WHAT THE TASK ASKS — For each line in the records that contains "annotation", make a copy.

*** Begin section ***

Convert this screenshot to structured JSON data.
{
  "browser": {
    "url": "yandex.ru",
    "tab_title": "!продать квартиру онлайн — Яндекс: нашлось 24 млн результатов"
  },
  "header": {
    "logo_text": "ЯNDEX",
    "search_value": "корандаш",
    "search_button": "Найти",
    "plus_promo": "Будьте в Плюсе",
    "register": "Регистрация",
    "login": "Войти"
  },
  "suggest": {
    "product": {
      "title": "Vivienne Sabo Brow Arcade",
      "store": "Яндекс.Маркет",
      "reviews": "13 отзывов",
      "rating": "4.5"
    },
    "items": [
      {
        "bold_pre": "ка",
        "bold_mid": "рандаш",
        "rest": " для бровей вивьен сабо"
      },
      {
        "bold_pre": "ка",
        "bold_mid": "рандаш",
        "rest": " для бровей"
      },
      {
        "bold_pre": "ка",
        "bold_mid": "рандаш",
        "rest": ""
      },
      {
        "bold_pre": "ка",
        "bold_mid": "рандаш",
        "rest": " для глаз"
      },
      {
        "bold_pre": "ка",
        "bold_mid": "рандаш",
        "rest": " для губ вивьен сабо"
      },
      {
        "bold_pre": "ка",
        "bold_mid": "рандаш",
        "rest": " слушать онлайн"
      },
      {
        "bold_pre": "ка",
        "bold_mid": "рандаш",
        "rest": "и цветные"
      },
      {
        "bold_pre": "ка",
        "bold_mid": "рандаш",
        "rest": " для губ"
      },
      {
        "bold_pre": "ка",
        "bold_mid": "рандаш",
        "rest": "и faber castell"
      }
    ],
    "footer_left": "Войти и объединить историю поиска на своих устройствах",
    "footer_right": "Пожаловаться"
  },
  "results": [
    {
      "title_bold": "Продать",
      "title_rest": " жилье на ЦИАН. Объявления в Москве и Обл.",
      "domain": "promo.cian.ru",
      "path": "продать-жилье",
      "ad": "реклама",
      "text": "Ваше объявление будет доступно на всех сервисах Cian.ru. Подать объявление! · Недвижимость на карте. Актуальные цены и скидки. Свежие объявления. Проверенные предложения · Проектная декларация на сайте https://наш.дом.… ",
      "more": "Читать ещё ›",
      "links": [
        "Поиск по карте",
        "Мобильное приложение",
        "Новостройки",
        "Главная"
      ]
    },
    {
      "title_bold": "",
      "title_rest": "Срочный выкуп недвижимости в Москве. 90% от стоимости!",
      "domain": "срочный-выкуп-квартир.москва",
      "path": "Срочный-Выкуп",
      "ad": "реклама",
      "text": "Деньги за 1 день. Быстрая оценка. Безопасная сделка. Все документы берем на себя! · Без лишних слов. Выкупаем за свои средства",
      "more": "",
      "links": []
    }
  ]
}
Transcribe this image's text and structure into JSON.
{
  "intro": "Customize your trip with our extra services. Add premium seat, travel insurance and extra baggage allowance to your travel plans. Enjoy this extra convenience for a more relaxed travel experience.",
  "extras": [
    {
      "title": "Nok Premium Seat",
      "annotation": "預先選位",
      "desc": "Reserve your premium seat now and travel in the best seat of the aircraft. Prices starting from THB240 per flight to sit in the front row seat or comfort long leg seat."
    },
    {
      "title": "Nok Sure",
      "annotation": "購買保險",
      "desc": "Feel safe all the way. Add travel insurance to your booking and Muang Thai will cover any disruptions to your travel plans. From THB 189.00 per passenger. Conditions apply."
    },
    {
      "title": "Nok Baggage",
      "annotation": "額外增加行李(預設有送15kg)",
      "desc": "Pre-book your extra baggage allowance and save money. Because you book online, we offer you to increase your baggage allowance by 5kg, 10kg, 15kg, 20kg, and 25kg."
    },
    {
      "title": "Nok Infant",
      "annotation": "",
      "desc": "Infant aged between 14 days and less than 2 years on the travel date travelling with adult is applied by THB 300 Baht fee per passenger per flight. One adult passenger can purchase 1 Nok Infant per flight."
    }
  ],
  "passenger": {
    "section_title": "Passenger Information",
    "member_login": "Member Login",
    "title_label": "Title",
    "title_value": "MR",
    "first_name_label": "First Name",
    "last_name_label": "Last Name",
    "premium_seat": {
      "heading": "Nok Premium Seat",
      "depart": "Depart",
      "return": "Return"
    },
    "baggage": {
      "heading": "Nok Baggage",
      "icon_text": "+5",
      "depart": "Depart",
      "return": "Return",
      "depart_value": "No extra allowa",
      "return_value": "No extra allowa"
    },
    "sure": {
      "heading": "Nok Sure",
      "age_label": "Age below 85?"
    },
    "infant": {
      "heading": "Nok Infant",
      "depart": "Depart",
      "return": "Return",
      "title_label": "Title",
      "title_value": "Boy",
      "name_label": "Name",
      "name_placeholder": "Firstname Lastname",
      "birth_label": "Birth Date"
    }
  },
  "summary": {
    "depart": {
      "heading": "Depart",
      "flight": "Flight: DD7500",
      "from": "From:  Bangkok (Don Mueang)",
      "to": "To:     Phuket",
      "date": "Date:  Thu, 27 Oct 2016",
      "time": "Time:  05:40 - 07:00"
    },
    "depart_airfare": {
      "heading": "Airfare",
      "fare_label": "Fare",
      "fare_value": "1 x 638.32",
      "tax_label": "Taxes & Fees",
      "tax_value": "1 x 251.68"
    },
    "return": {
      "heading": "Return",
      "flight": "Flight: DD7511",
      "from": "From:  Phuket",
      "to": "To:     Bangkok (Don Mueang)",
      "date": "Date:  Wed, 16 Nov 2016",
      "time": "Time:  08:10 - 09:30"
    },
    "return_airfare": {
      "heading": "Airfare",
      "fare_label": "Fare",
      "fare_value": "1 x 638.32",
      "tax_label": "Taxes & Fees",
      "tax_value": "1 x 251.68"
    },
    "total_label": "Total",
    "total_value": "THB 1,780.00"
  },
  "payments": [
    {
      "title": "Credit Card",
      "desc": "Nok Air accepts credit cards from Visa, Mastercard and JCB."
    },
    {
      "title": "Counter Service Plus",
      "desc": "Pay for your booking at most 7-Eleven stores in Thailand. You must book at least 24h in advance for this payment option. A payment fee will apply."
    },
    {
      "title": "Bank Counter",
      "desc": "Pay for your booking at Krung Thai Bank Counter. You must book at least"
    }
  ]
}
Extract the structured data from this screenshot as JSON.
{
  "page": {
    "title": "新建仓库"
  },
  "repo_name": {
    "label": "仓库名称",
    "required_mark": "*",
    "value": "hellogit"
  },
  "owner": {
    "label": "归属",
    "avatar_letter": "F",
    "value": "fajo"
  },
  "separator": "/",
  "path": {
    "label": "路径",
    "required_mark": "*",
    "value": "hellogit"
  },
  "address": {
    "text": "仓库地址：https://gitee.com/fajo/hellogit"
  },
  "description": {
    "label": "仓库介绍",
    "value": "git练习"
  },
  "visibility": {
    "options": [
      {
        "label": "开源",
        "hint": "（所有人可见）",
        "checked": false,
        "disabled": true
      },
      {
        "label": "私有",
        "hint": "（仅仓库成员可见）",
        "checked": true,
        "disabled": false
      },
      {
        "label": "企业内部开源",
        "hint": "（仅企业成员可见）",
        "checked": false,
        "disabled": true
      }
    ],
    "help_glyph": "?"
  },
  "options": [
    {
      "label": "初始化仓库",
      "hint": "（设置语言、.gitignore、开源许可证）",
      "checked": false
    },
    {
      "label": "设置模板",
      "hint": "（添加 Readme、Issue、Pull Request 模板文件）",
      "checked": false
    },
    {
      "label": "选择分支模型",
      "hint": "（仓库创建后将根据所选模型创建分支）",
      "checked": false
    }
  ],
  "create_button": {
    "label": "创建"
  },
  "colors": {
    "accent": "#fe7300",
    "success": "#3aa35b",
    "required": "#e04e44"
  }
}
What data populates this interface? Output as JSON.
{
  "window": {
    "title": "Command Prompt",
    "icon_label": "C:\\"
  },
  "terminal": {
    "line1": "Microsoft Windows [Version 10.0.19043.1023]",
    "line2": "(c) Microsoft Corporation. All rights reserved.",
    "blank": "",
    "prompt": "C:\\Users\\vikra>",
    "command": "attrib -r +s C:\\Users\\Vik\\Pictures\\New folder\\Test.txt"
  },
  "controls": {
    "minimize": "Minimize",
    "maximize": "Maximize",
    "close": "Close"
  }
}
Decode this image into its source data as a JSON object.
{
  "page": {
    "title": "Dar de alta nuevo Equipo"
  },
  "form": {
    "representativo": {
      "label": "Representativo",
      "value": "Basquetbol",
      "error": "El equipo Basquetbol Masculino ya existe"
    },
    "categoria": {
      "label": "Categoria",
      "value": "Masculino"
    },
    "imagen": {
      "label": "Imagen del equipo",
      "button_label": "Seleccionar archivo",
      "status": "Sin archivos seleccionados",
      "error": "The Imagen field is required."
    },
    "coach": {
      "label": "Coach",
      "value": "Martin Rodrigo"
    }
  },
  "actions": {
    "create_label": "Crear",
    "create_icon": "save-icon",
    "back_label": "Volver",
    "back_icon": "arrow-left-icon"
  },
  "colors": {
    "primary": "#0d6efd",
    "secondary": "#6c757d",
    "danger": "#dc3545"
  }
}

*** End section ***

SOLUTION TO THIS TASK —
      "annotation": "預先選位",
      "annotation": "購買保險",
      "annotation": "額外增加行李(預設有送15kg)",
      "annotation": "",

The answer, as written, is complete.